“Lord Campbell has said of the character of Sir Thomas More that it comes as near to perfection as our nature will permit” 7
It was in 1516 he completed ‘Utopia’, which is thought to be inspired by Plato’s republic. ‘Utopia’ is split into two books. The first gives us a picture of English social life at the beginning of the sixteenth century. It is critical and displays how oppression and corruption are everywhere. The major issue is the misuse of private property. The second book gives a perfect society, in an imaginary island.
In ‘Utopia’, More addresses many of the evils of his society, such as religious, social and political issues. To consider this universally, many of these can still be seen in our society. This shows ‘Utopia’ is not confined to literary genres / ages.
In Book 2 of ‘Utopia’, More present a perfect society, with perfect values and ideals. Many of the utopian values are universal and relate to many socialist ideas throughout history. Much of the socialist ideas drawn on are thought to be inspired from Plato’s Republic, not only showing the text to be universal but the genre also. There have been texts after ‘Utopia’ which have been stirred by this literary genre, such as Francis Bacon’s, ‘New Atlantis’. ‘Utopia’ invents a universal genre.

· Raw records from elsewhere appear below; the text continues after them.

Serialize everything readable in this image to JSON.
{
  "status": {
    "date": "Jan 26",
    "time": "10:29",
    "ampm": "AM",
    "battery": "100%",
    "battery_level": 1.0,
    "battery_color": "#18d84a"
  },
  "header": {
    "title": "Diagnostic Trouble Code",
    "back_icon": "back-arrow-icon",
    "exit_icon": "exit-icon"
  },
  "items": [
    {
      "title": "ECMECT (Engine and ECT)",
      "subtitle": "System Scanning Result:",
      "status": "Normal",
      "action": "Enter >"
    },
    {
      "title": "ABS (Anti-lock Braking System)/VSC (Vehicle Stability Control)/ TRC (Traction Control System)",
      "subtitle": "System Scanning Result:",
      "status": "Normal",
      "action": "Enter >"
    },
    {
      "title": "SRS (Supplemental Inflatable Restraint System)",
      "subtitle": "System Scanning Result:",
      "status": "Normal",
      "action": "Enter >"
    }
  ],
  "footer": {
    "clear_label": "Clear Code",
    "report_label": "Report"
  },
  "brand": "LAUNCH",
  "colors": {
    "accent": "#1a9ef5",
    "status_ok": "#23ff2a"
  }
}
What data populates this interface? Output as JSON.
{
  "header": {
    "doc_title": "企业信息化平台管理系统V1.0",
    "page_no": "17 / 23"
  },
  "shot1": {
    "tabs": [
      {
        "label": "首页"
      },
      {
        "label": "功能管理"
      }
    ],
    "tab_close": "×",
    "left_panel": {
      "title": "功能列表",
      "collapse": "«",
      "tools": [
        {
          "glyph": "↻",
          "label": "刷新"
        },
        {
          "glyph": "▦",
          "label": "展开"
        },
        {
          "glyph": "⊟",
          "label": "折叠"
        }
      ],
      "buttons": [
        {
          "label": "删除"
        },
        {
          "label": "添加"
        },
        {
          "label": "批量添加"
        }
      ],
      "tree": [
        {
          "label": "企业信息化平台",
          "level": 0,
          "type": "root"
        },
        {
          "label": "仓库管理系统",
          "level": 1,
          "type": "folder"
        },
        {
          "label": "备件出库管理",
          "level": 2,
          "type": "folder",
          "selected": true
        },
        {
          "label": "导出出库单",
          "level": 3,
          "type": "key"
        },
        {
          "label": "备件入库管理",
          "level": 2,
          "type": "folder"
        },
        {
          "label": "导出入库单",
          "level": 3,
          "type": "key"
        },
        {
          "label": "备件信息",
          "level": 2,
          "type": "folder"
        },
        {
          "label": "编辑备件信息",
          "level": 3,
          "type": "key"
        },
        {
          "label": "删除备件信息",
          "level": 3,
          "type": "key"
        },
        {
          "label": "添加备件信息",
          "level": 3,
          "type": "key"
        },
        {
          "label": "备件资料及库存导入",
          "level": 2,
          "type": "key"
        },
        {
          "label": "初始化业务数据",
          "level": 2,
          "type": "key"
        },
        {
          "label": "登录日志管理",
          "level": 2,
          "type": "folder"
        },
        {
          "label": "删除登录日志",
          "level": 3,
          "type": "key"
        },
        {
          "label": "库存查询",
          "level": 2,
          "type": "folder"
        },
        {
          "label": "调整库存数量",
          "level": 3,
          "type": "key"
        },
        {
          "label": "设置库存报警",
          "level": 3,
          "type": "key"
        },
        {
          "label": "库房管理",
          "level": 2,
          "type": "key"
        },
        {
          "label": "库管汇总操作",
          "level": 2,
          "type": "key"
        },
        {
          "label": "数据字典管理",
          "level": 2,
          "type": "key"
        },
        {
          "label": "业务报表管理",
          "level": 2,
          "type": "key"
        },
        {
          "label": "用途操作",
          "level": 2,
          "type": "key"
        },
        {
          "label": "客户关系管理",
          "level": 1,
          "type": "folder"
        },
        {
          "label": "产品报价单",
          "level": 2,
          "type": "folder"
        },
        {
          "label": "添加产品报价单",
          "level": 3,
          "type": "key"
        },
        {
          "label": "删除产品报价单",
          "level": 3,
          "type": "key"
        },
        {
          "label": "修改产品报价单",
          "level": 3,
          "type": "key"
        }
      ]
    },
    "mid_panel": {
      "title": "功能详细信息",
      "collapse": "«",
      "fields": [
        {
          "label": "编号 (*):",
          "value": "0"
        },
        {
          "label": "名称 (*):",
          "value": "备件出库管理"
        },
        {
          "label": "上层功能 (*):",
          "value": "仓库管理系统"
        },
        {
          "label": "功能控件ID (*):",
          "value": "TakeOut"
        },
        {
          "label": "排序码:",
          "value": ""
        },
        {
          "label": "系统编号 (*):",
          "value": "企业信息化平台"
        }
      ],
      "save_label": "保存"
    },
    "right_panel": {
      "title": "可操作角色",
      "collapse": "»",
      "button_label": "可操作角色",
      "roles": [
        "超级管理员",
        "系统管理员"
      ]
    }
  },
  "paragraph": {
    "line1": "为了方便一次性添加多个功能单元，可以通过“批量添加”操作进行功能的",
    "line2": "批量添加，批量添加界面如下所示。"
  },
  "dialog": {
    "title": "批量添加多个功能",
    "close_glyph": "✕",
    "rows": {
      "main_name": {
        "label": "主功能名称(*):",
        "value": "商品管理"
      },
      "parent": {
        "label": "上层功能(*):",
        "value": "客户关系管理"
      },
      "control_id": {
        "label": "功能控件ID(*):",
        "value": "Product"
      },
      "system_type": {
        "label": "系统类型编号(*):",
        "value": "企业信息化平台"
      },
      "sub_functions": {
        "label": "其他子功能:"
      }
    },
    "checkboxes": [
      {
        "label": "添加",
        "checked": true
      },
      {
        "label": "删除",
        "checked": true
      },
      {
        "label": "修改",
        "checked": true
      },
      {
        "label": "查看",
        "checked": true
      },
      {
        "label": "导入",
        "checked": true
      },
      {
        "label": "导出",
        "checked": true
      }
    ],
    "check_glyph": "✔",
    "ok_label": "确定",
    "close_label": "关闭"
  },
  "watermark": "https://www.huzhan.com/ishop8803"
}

One of the universal ideas within ‘Utopia’ is the idea of equality. In Book 2 the island has no classes; everyone shares in the same work and has the same rights. There are some in our society that would fight for this type of state and there are clear benefits. There would be no exploitation or poverty. Everyone would be happy and well-off, rather than a small minority. I think the idea of everyone working equally and being rewarded with the same is a really fair idea and would eventually result in maximum happiness for everyone. There so many ideas in the text which we could place within our society to improve it. The importance of the family and aged is another universal idea. There is a traditional family structure, (with some radical ideas):
“No family may have less than ten and more than sixteen persons in it….This rule is easily observed, by removing some of the children of a more fruitful couple to any other family that does not abound so much in them.” P.30
Another universal idea is the worth of education and being well learned. There is a universalist belief that ‘eduction breeds morality and virtue’.8
More’s ‘Utopia’ offers so many universalist ideas, some beneficial and some not. Some we can see within our society, whilst some many would not consider. The basic values are definetly universal. There basic love for humanity is an idea many try to live by and would benefit many societies to adapt. More also gets us to consider the negatives of societies in history and our society now. Many of the criticisms are universal and still apply to us now. I think one of the most important issues More brings to out attention is the luxuries and indulgence of the ruling class at the expense of the lower classes.
More’s work is often used as ‘inspiration for revolutionaries’ 9, showing its universal nature.
Overall I think ‘Utopia’ is clearly a universal text. There are so many issues to draw upon that are relevant to our time and many periods beforehand. It is unlikely this utopian society will ever be achieved but this representation of his time reflects the great challenges that have faced us in history and will most likely continue to do so.